Schools Mathematics Grand Challenge
This week's puzzles have geometry as a theme. Sometimes to solve
a geometry problem it helps to look at it from a different angle
(literally!) or to draw an extra line. Some facts that you may find
useful.
 Remember that the area of a triangle is half the length of the base
times the height measured perpendicular to the base.
 The three angles at the corners of a triangle always add up to 180
degrees.
 An isosceles triangle has two sides the same length. The two angles
opposite those two sides will also be the same.
PROBLEM 22:
John has been given a field in the shape of a triangle. Two sides
of the triangle are exactly 10 metres long. What is the largest
possible area, in square metres, of John's triangular field? Give
your answer as the number of square metres. There is no need to
include units.
PROBLEM 23:
Have a look at the following picture. The circle is area 438 units
and has centre C. The line from A to E goes through the centre and
the line from D to B goes through the centre. The angle between
CA and AB is 60 degrees.
If the area of the zigzaggy triangle CDF is 30 units, what is the
area of the bricked piece of the picture? Again, there is no need
to give units.
PROBLEM 24:
In the triangle in the diagram below, the length of the side AB is
the same as the length of the side AC. The point N divides the line
from B to C into two equal parts.
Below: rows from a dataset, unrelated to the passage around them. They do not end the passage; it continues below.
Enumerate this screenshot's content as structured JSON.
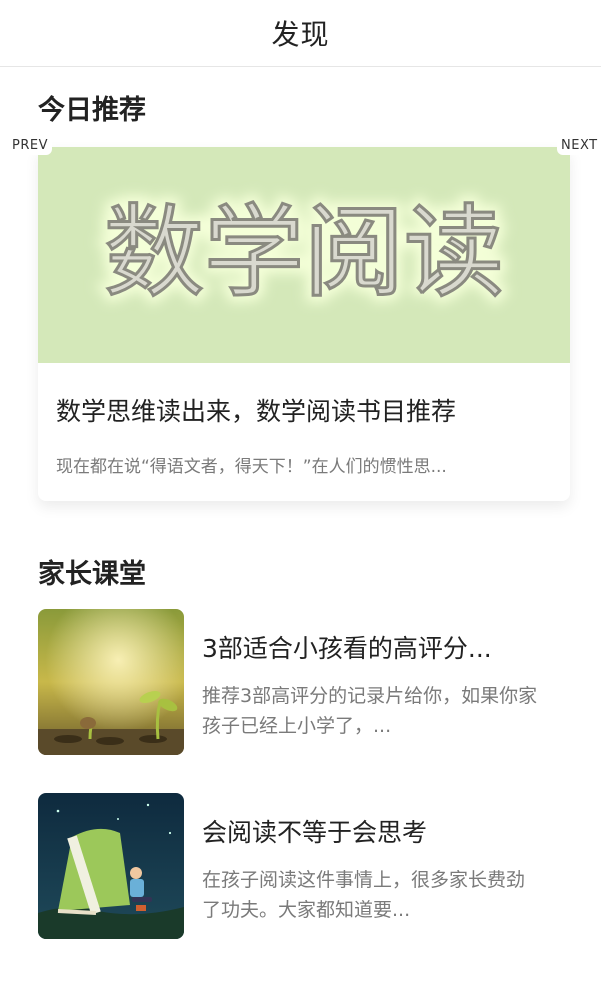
{
  "navbar": {
    "title": "发现"
  },
  "today": {
    "section_title": "今日推荐",
    "prev_label": "PREV",
    "next_label": "NEXT",
    "banner_text": "数学阅读",
    "card_title": "数学思维读出来，数学阅读书目推荐",
    "card_summary": "现在都在说“得语文者，得天下！”在人们的惯性思..."
  },
  "parents": {
    "section_title": "家长课堂",
    "items": [
      {
        "title": "3部适合小孩看的高评分...",
        "summary": "推荐3部高评分的记录片给你，如果你家孩子已经上小学了，..."
      },
      {
        "title": "会阅读不等于会思考",
        "summary": "在孩子阅读这件事情上，很多家长费劲了功夫。大家都知道要..."
      }
    ]
  },
  "colors": {
    "banner_bg": "#d4e8b9",
    "text_primary": "#222222",
    "text_secondary": "#7a7a7a"
  }
}
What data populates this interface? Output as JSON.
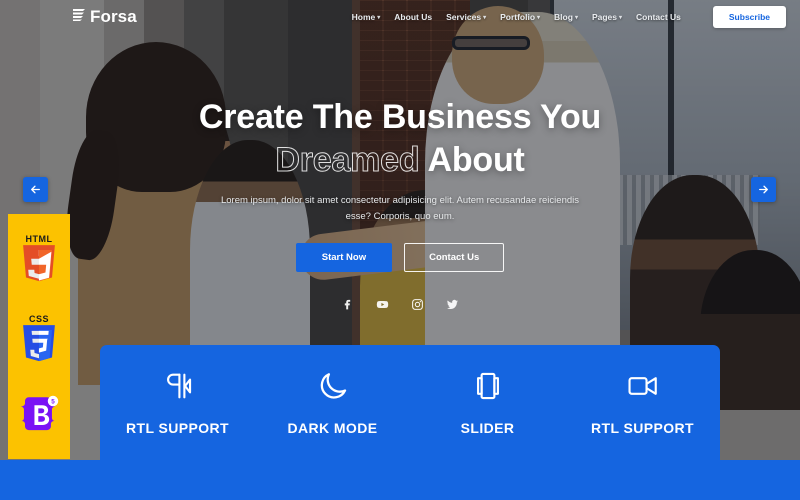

Also, the line BM divides the
angle ABC into two equal parts, and the line from B to M is two
times as long as the line from A to N.
What is the size, in degrees, of the angle BAC (the largest angle)
in the triangle?